Aledmys Diaz had a fantastic April, slashing .423/.453/.732. Since then he’s played to a .251/.314/.371 line, including his June triple slash of .210/.315/.274…..The Pirates are allowing 5.7 runs per game since losing Francisco Cervelli to a broken left hamate…..Trevor Rosenthal currently owns a 7.88 BB/9. That’s the highest mark among all pitchers with at least 20 innings pitched. The walks have also affected his peripherals: Rosenthal has a 14.40 ERA over his last eight appearances.
A.J. Ramos (23), Mark Melancon (20) and Francisco Rodriguez (20) have all saved at least 20 games this season without recording a win…..Jose Abreu has tallied 10 home runs thus far in 2016 and just one of those long balls have left the yard via right field. That’s after hitting 11 opposite field bombs during the 2015 season…..Somehow, some way Doug Fister has pitched to a 3.26 ERA this year. Don’t be fooled into thinking he’s reinvented himself as a dependable starter.
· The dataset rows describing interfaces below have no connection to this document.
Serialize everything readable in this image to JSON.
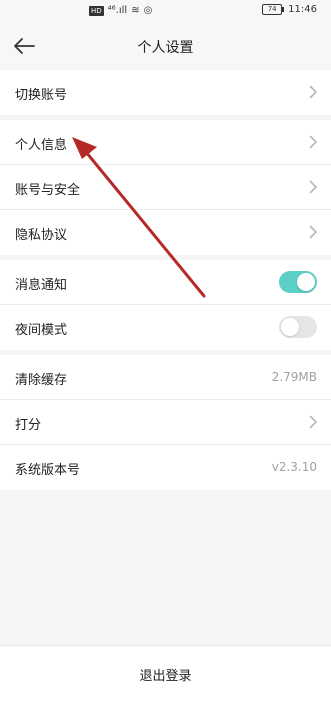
{
  "status_bar": {
    "time": "11:46",
    "battery": "74",
    "indicators": "HD ⁴⁶.ıll ≋ ◎"
  },
  "header": {
    "title": "个人设置",
    "back_icon": "back-arrow-icon"
  },
  "groups": [
    {
      "items": [
        {
          "label": "切换账号",
          "type": "chevron"
        }
      ]
    },
    {
      "items": [
        {
          "label": "个人信息",
          "type": "chevron"
        },
        {
          "label": "账号与安全",
          "type": "chevron"
        },
        {
          "label": "隐私协议",
          "type": "chevron"
        }
      ]
    },
    {
      "items": [
        {
          "label": "消息通知",
          "type": "toggle",
          "checked": true
        },
        {
          "label": "夜间模式",
          "type": "toggle",
          "checked": false
        }
      ]
    },
    {
      "items": [
        {
          "label": "清除缓存",
          "type": "value",
          "value": "2.79MB"
        },
        {
          "label": "打分",
          "type": "chevron"
        },
        {
          "label": "系统版本号",
          "type": "value",
          "value": "v2.3.10"
        }
      ]
    }
  ],
  "logout": {
    "label": "退出登录"
  },
  "colors": {
    "toggle_on": "#5cd0c4",
    "toggle_off": "#e5e5e5",
    "annotation_arrow": "#b52a28"
  }
}
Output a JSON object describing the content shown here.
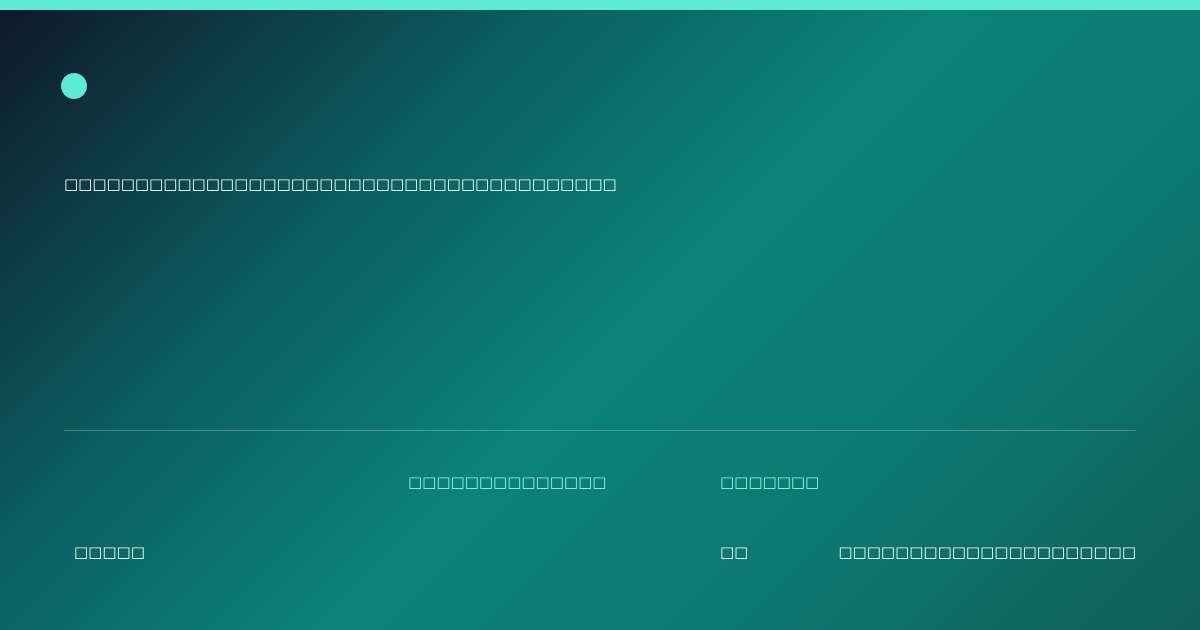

His ridiculously low .254 BABIP and absurd 82% Left On Base mark are two of the biggest factors driving this mirage.